Teachers who are close contacts of a confirmed case of Covid-19 will not have the period they must restrict their movements cut short to return to the classroom in order to address a staffing crisis, Education Minister Norma Foley has said.
Currently close contacts must stay at home and restrict their movements for five days if they have had a booster vaccine or ten days if only double vaccinated.
Minister Foley said she was not pursuing a special derogation for teachers similar to one in place for healthcare workers where asymptomatic close contacts may return to work if they test negative for Covid-19.
People confirmed to have the virus must still strictly isolate for seven days if boosted or ten if double vaccinated.
This comes as a union leader said around 8,000 primary school teachers - up to 15pc of the workforce - will not return to schools tomorrow due to Covid-19 isolation, and as principals warned that in some schools 50pc of staff would be out tomorrow.
INTO general secretary John Boyle said there’s “not a hope” there will be enough replacement teachers and it was inevitable that some classes would have to be taught remotely by asymptomatic teachers who are close contacts isolating at home.
Secondary teacher reps estimate anywhere between 10pc and 40pc of second level teachers could be out tomorrow.
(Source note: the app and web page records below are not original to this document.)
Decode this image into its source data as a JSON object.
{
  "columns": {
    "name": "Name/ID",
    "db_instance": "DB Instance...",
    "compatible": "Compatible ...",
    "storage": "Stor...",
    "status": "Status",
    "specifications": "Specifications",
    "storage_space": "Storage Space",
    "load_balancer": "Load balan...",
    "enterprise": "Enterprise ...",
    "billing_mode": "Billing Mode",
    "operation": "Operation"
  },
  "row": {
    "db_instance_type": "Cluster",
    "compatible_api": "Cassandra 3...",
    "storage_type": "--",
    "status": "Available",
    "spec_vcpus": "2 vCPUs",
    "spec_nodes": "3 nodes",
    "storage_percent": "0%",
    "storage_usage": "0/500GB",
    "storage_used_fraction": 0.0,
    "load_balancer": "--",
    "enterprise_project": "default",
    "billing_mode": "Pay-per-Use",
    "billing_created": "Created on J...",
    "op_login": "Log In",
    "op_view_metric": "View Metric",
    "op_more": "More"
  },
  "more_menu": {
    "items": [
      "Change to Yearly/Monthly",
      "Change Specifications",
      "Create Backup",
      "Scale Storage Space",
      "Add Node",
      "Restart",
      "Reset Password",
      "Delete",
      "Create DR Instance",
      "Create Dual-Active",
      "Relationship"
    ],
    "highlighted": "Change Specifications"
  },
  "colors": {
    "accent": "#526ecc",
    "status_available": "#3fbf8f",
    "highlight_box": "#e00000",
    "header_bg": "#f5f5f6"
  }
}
This could be anything from 1,800 to 7,200 teachers.
Irish Primary Principals’ Network (IPPN) president Brian O’Doherty told RTÉ a survey of about 1,500 schools found half were facing staff shortages of 20pc, while 8pc were expecting more than 50pc of teachers to be out due to Covid.
He said 40pc said they would not have enough staff to reopen all classes.
On Tuesday, the minister confirmed that schools would return as planned on Thursday despite calls from some teachers’ representatives for a staggered reopening.
Today the Irish Secondary Students’ Union also called for a delayed reopening, with priority for children with special educational needs and those sitting leaving and junior cert exams. It also called for HEPA air filters to be urgently provided in all classrooms.
Government leaders have instructed Nphet to review the measures around Covid-19 close contact rules for people who have received booster vaccines amid staff shortages across society.
Nphet is to meet tomorrow to examine the Government’s request to change the isolation rules and it is hoped Coalition leaders can make a decisions soon after receiving the advice.
Minister Foley said she was “not pursuing nor invoking the derogation in our schools” but admitted the coming days and weeks “will not be without challenge” and said children are best served when being taught in the classroom through in-person learning.
A range of measures including substitute and student teachers being drafted in, along with teachers on career breaks, will be used to cover teachers who are isolating, Minister Foley said.
“A hierarchy of priority will be placed on children with additional needs, or on special schools, special class settings and younger children who cannot engage with remote learning and second-level exam year students,” Ms Foley told RTÉ’s Morning Ireland.
“The reality is every day for the next few weeks will bring challenges to school management but the Department of Education will work with schools on the ground.”
Minister Foley said that schools dealing with staff shortages should contact the inspectorate to work through the issue and come to the best solution for each individual school.
The Minister said she has asked public health officials to review the issue of medical-grade masks for teachers after teachers called for them to be mandated but they will not have medical-grade masks when returning to the classroom tomorrow.
“Public health have told us they are satisfied with the mitigation measures that are in place but the unions have raised the issue of facemasks, so, public health did give an undertaking yesterday to review this,” Minister Foley said.
Another issue raised by the INTO was the absence of contact tracing at primary level but this will not be a feature once schools reopen tomorrow, outside of special classes, the Minister confirmed.
Minister Foley said, as is always the case, the guidelines are under review and changes will be made if they are recommended by public health officials.
Currently only limited contact tracing is being done for primary level, with the option of antigen tests being sent to families.
Infection and prevention control advice should be led by medical experts, the Minister said, adding that she “trusts parents” to follow the measures currently in place around testing in pods in schools.
At a Cabinet meeting today, Minister for Health Stephen Donnelly will seek Government approval for a €90m purchase of antiviral pills which reduce the rate of hospitalisation and death in people who contract Covid-19.
The Pfizer antiviral, Paxlovid, reduced the risk of hospitalisation and death from Covid-19 in people with at least one underlying condition by 89pc in its final clinical trial.
Meanwhile, a survey has shown that 70pc of parents do want schools to reopen while a quarter (24pc) believe they shouldn’t.
The survey carried out by ParentsandBrands found that one in five parents would prefer to have their child vaccinated before sending them back to school.
Jill Holtz, co-founder of ParentsandBrands, said: “The feedback we are getting from parents shows a mix of views. Parents who want schools to reopen because they feel education and routine are important are still saying so under caution. Only 13pc of parents feel that it’s time we learned to live with Covid.”